Page and application data records

--------------------------------------------------

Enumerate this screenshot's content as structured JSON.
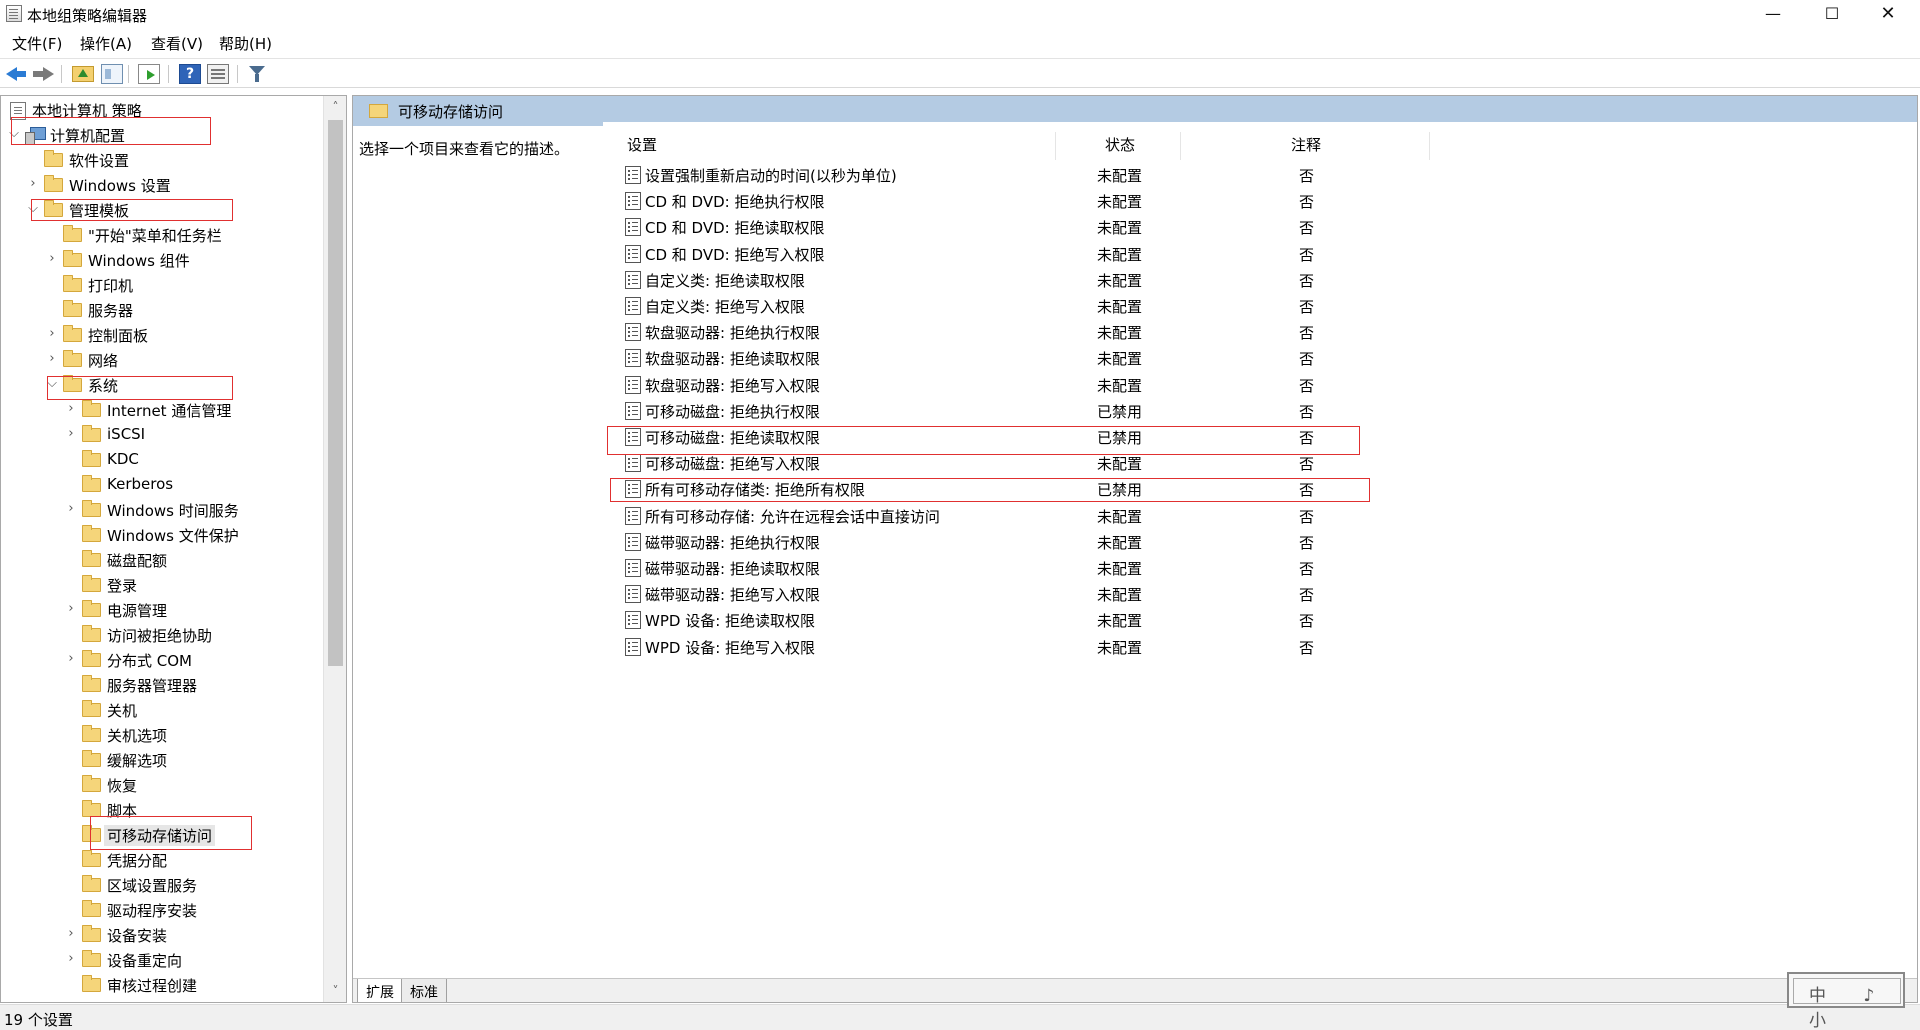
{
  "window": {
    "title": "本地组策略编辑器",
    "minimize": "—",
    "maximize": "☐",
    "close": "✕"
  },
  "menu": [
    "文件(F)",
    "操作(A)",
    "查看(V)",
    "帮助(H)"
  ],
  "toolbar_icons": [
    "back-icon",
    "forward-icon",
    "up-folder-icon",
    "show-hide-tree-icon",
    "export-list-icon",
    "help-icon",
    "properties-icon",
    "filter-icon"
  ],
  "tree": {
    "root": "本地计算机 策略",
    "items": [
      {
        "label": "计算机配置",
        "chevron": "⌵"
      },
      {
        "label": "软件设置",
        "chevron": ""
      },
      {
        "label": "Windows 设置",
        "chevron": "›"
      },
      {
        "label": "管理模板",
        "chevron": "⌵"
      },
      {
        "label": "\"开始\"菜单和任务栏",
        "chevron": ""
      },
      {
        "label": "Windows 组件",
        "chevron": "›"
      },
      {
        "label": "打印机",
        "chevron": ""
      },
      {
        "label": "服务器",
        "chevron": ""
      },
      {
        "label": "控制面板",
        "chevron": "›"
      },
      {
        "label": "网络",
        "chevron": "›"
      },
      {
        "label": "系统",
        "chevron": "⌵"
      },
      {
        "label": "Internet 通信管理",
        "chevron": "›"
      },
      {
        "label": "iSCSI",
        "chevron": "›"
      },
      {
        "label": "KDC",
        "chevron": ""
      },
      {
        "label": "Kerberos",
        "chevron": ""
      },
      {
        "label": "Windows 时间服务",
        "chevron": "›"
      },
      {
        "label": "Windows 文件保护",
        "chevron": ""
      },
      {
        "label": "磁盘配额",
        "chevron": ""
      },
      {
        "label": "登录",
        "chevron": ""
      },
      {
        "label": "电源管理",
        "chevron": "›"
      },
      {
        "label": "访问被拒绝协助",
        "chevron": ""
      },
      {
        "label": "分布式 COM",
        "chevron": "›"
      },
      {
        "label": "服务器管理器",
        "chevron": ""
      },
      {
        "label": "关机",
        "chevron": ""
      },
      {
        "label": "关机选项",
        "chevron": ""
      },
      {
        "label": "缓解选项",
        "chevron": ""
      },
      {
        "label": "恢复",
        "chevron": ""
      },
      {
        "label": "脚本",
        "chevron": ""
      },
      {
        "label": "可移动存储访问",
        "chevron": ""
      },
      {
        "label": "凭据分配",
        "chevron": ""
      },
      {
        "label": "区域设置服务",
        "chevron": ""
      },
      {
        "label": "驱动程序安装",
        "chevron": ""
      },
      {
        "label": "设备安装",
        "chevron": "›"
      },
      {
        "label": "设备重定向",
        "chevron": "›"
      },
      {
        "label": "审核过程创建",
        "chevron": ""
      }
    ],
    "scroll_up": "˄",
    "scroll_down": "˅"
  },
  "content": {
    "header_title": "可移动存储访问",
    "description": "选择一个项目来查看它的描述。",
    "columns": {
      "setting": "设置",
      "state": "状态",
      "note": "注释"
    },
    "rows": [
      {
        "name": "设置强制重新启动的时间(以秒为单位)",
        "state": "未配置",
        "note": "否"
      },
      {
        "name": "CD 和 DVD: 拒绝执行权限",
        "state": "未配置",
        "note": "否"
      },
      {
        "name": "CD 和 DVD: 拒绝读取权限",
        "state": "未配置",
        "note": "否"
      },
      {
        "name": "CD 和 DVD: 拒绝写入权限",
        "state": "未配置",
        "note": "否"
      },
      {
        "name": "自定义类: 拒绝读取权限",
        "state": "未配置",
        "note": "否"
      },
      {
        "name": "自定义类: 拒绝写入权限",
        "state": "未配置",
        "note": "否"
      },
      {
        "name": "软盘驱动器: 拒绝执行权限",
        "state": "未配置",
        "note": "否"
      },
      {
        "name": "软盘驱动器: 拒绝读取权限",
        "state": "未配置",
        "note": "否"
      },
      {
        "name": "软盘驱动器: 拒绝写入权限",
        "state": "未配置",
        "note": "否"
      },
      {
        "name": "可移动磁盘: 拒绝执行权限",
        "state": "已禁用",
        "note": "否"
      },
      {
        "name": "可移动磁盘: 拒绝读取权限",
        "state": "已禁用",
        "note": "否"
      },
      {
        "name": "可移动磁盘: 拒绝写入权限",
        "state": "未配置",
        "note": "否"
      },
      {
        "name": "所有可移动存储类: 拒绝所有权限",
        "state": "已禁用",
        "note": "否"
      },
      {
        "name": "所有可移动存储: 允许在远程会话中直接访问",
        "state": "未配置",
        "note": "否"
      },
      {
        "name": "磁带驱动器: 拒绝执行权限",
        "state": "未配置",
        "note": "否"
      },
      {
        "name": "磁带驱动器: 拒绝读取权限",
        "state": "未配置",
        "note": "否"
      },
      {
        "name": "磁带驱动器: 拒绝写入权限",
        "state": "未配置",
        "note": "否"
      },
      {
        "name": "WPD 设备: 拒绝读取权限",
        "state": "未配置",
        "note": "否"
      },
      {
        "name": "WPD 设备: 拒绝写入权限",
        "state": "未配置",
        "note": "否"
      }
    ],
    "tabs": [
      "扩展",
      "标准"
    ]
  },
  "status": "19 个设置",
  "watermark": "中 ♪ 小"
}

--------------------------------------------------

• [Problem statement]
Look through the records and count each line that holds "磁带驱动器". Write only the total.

• [Response to the task]
3